__Extracted entries__
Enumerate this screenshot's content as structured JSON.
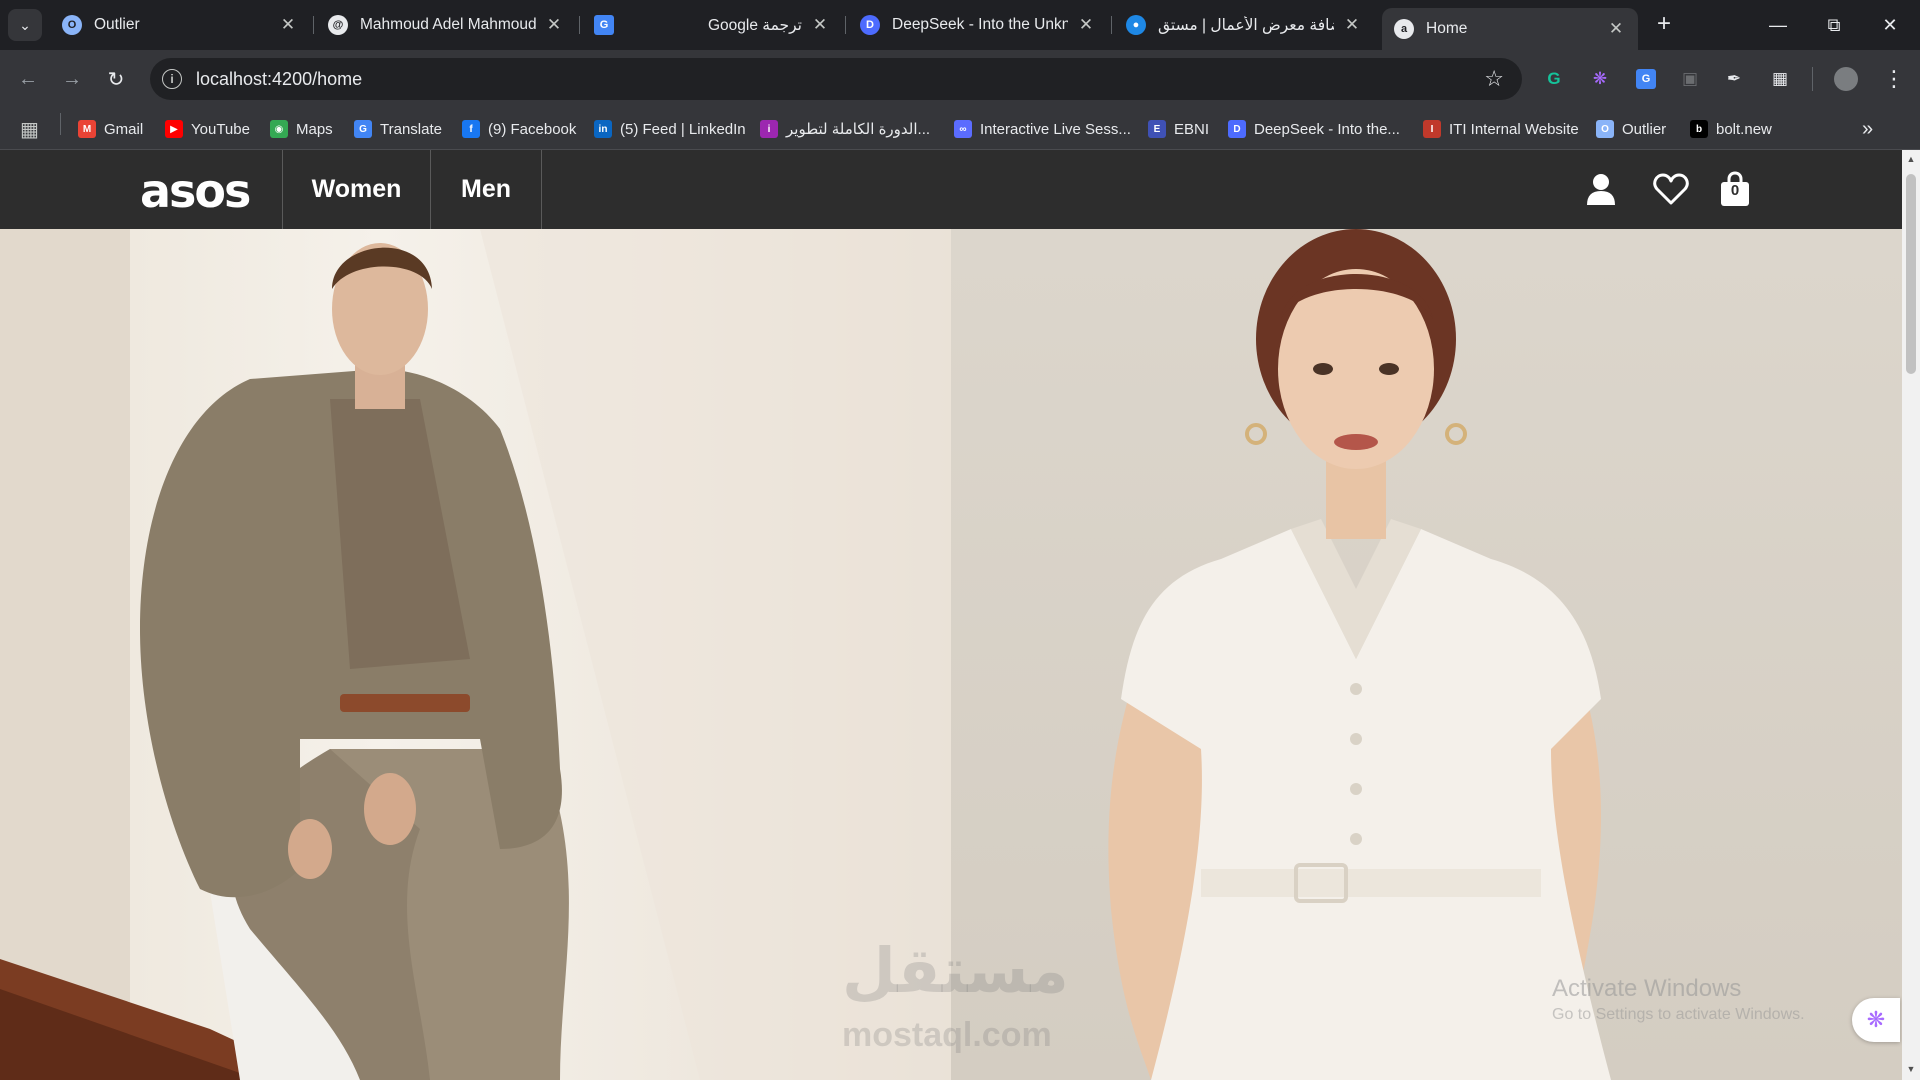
{
  "browser": {
    "tabs": [
      {
        "title": "Outlier",
        "icon": "outlier-icon",
        "active": false
      },
      {
        "title": "Mahmoud Adel Mahmoud",
        "icon": "threads-icon",
        "active": false
      },
      {
        "title": "Google ترجمة",
        "icon": "google-translate-icon",
        "active": false
      },
      {
        "title": "DeepSeek - Into the Unkno",
        "icon": "deepseek-icon",
        "active": false
      },
      {
        "title": "إضافة معرض الأعمال | مستق",
        "icon": "mostaql-icon",
        "active": false
      },
      {
        "title": "Home",
        "icon": "asos-icon",
        "active": true
      }
    ],
    "address_bar": {
      "url": "localhost:4200/home"
    },
    "bookmarks": [
      {
        "label": "Gmail",
        "icon": "gmail-icon",
        "color": "#ea4335"
      },
      {
        "label": "YouTube",
        "icon": "youtube-icon",
        "color": "#ff0000"
      },
      {
        "label": "Maps",
        "icon": "maps-icon",
        "color": "#34a853"
      },
      {
        "label": "Translate",
        "icon": "translate-icon",
        "color": "#4285f4"
      },
      {
        "label": "(9) Facebook",
        "icon": "facebook-icon",
        "color": "#1877f2"
      },
      {
        "label": "(5) Feed | LinkedIn",
        "icon": "linkedin-icon",
        "color": "#0a66c2"
      },
      {
        "label": "الدورة الكاملة لتطوير...",
        "icon": "course-icon",
        "color": "#9c27b0"
      },
      {
        "label": "Interactive Live Sess...",
        "icon": "live-session-icon",
        "color": "#5b6cff"
      },
      {
        "label": "EBNI",
        "icon": "ebni-icon",
        "color": "#3f51b5"
      },
      {
        "label": "DeepSeek - Into the...",
        "icon": "deepseek-icon",
        "color": "#4d6bfe"
      },
      {
        "label": "ITI Internal Website",
        "icon": "iti-icon",
        "color": "#c0392b"
      },
      {
        "label": "Outlier",
        "icon": "outlier-icon",
        "color": "#8ab4f8"
      },
      {
        "label": "bolt.new",
        "icon": "bolt-icon",
        "color": "#000000"
      }
    ]
  },
  "page": {
    "logo": "asos",
    "nav": [
      {
        "label": "Women"
      },
      {
        "label": "Men"
      }
    ],
    "cart_count": "0",
    "hero": [
      {
        "name": "men-hero-image",
        "icon": "man-in-suit-photo"
      },
      {
        "name": "women-hero-image",
        "icon": "woman-in-white-dress-photo"
      }
    ]
  },
  "overlays": {
    "watermark_arabic": "مستقل",
    "watermark_latin": "mostaql.com",
    "activate_title": "Activate Windows",
    "activate_sub": "Go to Settings to activate Windows."
  },
  "colors": {
    "chrome_bg": "#1f2024",
    "toolbar_bg": "#35363a",
    "asos_nav_bg": "#2d2d2d",
    "text_light": "#e8eaed"
  }
}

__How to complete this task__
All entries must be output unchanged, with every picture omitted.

__Answer space__
Enumerate this screenshot's content as structured JSON.
{
  "browser": {
    "tabs": [
      {
        "title": "Outlier",
        "icon": "outlier-icon",
        "active": false
      },
      {
        "title": "Mahmoud Adel Mahmoud",
        "icon": "threads-icon",
        "active": false
      },
      {
        "title": "Google ترجمة",
        "icon": "google-translate-icon",
        "active": false
      },
      {
        "title": "DeepSeek - Into the Unkno",
        "icon": "deepseek-icon",
        "active": false
      },
      {
        "title": "إضافة معرض الأعمال | مستق",
        "icon": "mostaql-icon",
        "active": false
      },
      {
        "title": "Home",
        "icon": "asos-icon",
        "active": true
      }
    ],
    "address_bar": {
      "url": "localhost:4200/home"
    },
    "bookmarks": [
      {
        "label": "Gmail",
        "icon": "gmail-icon",
        "color": "#ea4335"
      },
      {
        "label": "YouTube",
        "icon": "youtube-icon",
        "color": "#ff0000"
      },
      {
        "label": "Maps",
        "icon": "maps-icon",
        "color": "#34a853"
      },
      {
        "label": "Translate",
        "icon": "translate-icon",
        "color": "#4285f4"
      },
      {
        "label": "(9) Facebook",
        "icon": "facebook-icon",
        "color": "#1877f2"
      },
      {
        "label": "(5) Feed | LinkedIn",
        "icon": "linkedin-icon",
        "color": "#0a66c2"
      },
      {
        "label": "الدورة الكاملة لتطوير...",
        "icon": "course-icon",
        "color": "#9c27b0"
      },
      {
        "label": "Interactive Live Sess...",
        "icon": "live-session-icon",
        "color": "#5b6cff"
      },
      {
        "label": "EBNI",
        "icon": "ebni-icon",
        "color": "#3f51b5"
      },
      {
        "label": "DeepSeek - Into the...",
        "icon": "deepseek-icon",
        "color": "#4d6bfe"
      },
      {
        "label": "ITI Internal Website",
        "icon": "iti-icon",
        "color": "#c0392b"
      },
      {
        "label": "Outlier",
        "icon": "outlier-icon",
        "color": "#8ab4f8"
      },
      {
        "label": "bolt.new",
        "icon": "bolt-icon",
        "color": "#000000"
      }
    ]
  },
  "page": {
    "logo": "asos",
    "nav": [
      {
        "label": "Women"
      },
      {
        "label": "Men"
      }
    ],
    "cart_count": "0",
    "hero": [
      {
        "name": "men-hero-image",
        "icon": "man-in-suit-photo"
      },
      {
        "name": "women-hero-image",
        "icon": "woman-in-white-dress-photo"
      }
    ]
  },
  "overlays": {
    "watermark_arabic": "مستقل",
    "watermark_latin": "mostaql.com",
    "activate_title": "Activate Windows",
    "activate_sub": "Go to Settings to activate Windows."
  },
  "colors": {
    "chrome_bg": "#1f2024",
    "toolbar_bg": "#35363a",
    "asos_nav_bg": "#2d2d2d",
    "text_light": "#e8eaed"
  }
}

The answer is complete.